> PROBLEM STATEMENT
Below are the records; collect from them each line containing the string "name".

> INFORMATION PROVIDED
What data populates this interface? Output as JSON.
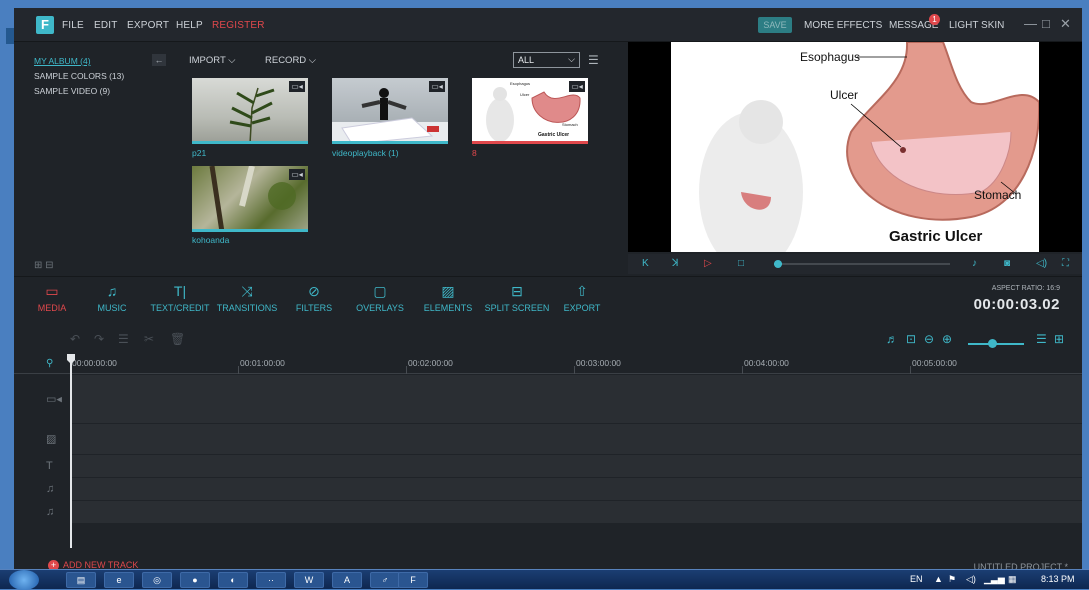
{
  "app": {
    "logo": "F",
    "menu": [
      "FILE",
      "EDIT",
      "EXPORT",
      "HELP",
      "REGISTER"
    ],
    "save_label": "SAVE",
    "more_effects": "MORE EFFECTS",
    "message": "MESSAGE",
    "message_badge": "1",
    "light_skin": "LIGHT SKIN",
    "win_min": "—",
    "win_max": "□",
    "win_close": "✕"
  },
  "albums": [
    {
      "label": "MY ALBUM (4)",
      "selected": true
    },
    {
      "label": "SAMPLE COLORS (13)",
      "selected": false
    },
    {
      "label": "SAMPLE VIDEO (9)",
      "selected": false
    }
  ],
  "library_toolbar": {
    "import": "IMPORT",
    "record": "RECORD",
    "filter_value": "ALL"
  },
  "media": [
    {
      "name": "p21",
      "highlight": "#3fb8c9"
    },
    {
      "name": "videoplayback (1)",
      "highlight": "#3fb8c9"
    },
    {
      "name": "8",
      "highlight": "#e0484c"
    },
    {
      "name": "kohoanda",
      "highlight": "#3fb8c9"
    }
  ],
  "preview": {
    "labels": {
      "esophagus": "Esophagus",
      "ulcer": "Ulcer",
      "stomach": "Stomach",
      "title": "Gastric Ulcer"
    },
    "thumb_labels": {
      "esophagus": "Esophagus",
      "ulcer": "Ulcer",
      "stomach": "Stomach",
      "title": "Gastric Ulcer"
    }
  },
  "tabs": [
    {
      "icon": "▭",
      "label": "MEDIA",
      "active": true
    },
    {
      "icon": "♫",
      "label": "MUSIC",
      "active": false
    },
    {
      "icon": "T|",
      "label": "TEXT/CREDIT",
      "active": false
    },
    {
      "icon": "⤨",
      "label": "TRANSITIONS",
      "active": false
    },
    {
      "icon": "⊘",
      "label": "FILTERS",
      "active": false
    },
    {
      "icon": "▢",
      "label": "OVERLAYS",
      "active": false
    },
    {
      "icon": "▨",
      "label": "ELEMENTS",
      "active": false
    },
    {
      "icon": "⊟",
      "label": "SPLIT SCREEN",
      "active": false
    },
    {
      "icon": "⇧",
      "label": "EXPORT",
      "active": false
    }
  ],
  "aspect_ratio": "ASPECT RATIO: 16:9",
  "timecode": "00:00:03.02",
  "ruler": [
    "00:00:00:00",
    "00:01:00:00",
    "00:02:00:00",
    "00:03:00:00",
    "00:04:00:00",
    "00:05:00:00"
  ],
  "add_track": "ADD NEW TRACK",
  "project": "UNTITLED PROJECT *",
  "taskbar": {
    "apps": [
      "▤",
      "e",
      "◎",
      "●",
      "◐",
      "··",
      "W",
      "A",
      "♂",
      "F"
    ],
    "lang": "EN",
    "time": "8:13 PM"
  },
  "colors": {
    "accent": "#3fb8c9",
    "red": "#e0484c",
    "bg": "#1f2328"
  }
}
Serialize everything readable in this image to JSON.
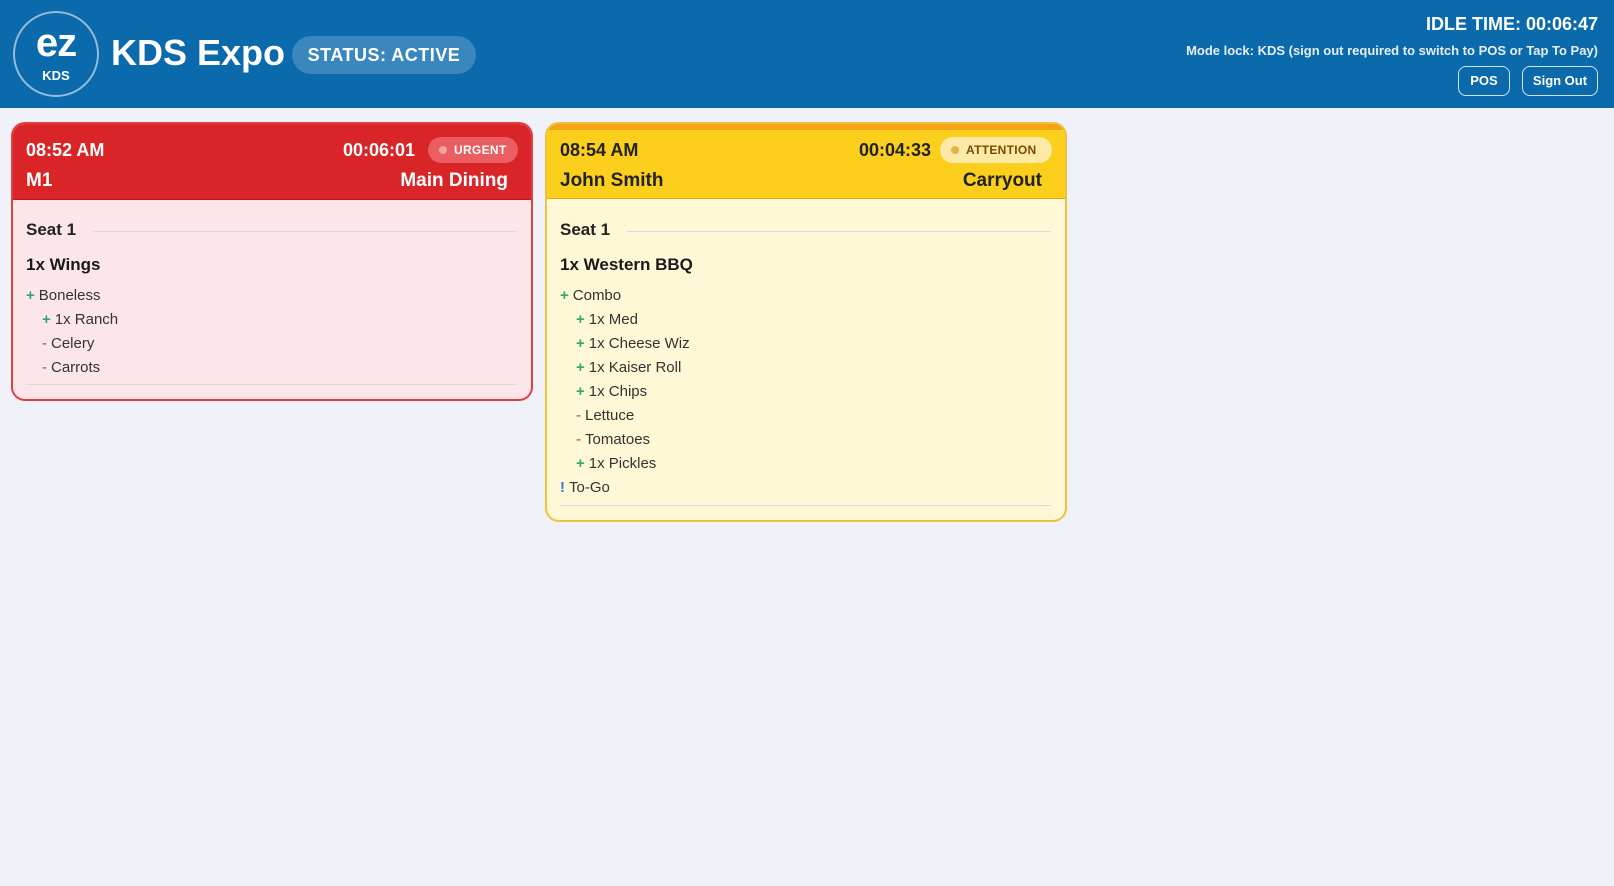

> EXPECTED OUTPUT
      "name": "p21",
      "name": "videoplayback (1)",
      "name": "8",
      "name": "kohoanda",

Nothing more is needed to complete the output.